Operational resilience refers to the ability of an organization or a system to continue its core services, maintaining acceptable levels of operations even in the face of adverse events, disruptions, or shocks.
Operational resilience takes a holistic approach to managing a wide range of risks and uncertainties, including those related to the organization’s technology, processes, people, and suppliers; as well as external events that impact upon the organization.
Operational resilience is especially important in sectors such as financial services, where failures could have broader systemic implications. However, the concept is relevant to any organization that must maintain operations in the face of challenges.
Key elements of operational resilience include:
- Identification of important business services: not all services that an organization offers are of equal importance. A critical first step is to identify which services are crucial to customers or the broader market.
- Development of impact tolerances: organizations need to assess the impacts of disruption and the thresholds beyond which an impact becomes ‘intolerable’.
- Scenario testing: this involves considering various probable disruption scenarios (termed plausible scenarios) and assessing how the organization would handle them. It’s not about trying to predict specific events but understanding the vulnerabilities and impact of different types of disruptions.
- Change management: as the business environment and the nature of threats evolve, the organization’s approach to operational resilience needs to adapt.
- Communication: keeping internal stakeholders informed and having a clear external communication plan for customers and regulators is crucial during disruptions.
- Recovery and response: organizations need to have clear plans on how to recover from disruptions and how to respond in the immediate aftermath.
- Learning and adapting: after any disruption, an organization should evaluate its response and look for lessons learned. This helps in refining the resilience strategies.
- Investing in technology and infrastructure: this might include redundancies, cloud storage, cyber resilience measures, and other technological solutions that can help maintain operations during disruptions.
Operational resilience involves a variety of strategies and practices, including but not limited to:
- Business continuity planning: establishing plans to maintain or quickly resume business operations in the case of outages or disruptions.

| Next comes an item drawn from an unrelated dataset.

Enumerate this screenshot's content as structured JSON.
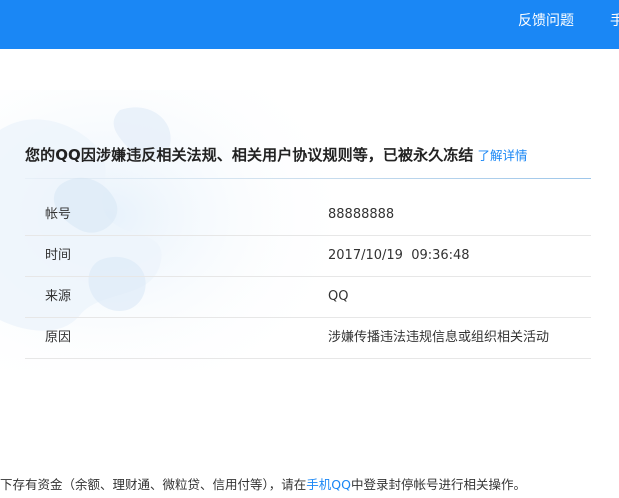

- Cyber resilience: protecting the organization against cyber threats and ensuring the confidentiality, integrity, and availability of critical data and systems.
- Supply chain resilience: ensuring that the organization’s supply chain can withstand and recover from disruptions, through measures such as diversifying suppliers and maintaining sufficient inventory levels.
- Financial resilience: maintaining strong financial health to absorb shocks, including through prudent management of liquidity, debt, and capital.
- Workforce resilience: developing strategies to ensure that the organization’s workforce can continue to function effectively in the face of disruptions, including through remote working arrangements and flexible work policies.
- Infrastructure resilience: ensuring that critical infrastructure, including facilities, equipment, and IT systems, can withstand disruptions and recover quickly from damages.
- Crisis management and communication: establishing crisis management teams and communication plans to manage and respond effectively to emergencies, including through regular training and drills.
- Regulatory compliance: ensuring compliance with relevant laws and regulations, including those related to operational resilience, to avoid legal and reputational risks.
- Scenario analysis and stress testing: conducting scenario analyses and stress tests to understand potential vulnerabilities and to plan mitigative strategies accordingly.
- Monitoring and Reporting: Setting up mechanisms to continuously monitor the operational resilience framework and report on its effectiveness to stakeholders, including management, board of directors, and regulators.
By adopting an operational resilience framework, organizations can not only safeguard themselves against disruptions but also gain a competitive advantage by being able to recover more quickly than others when disruptions occur.
Operational resilience and business continuity
Operational resilience both goes beyond and requires business continuity. It is certainly possible to manage business continuity as a discipline in its own right, however it is more effective when this is incorporated into a wider operational resilience strategy. On the other hand, operational resilience cannot be managed without including business continuity, as the latter is an essential element of every operational resilience program.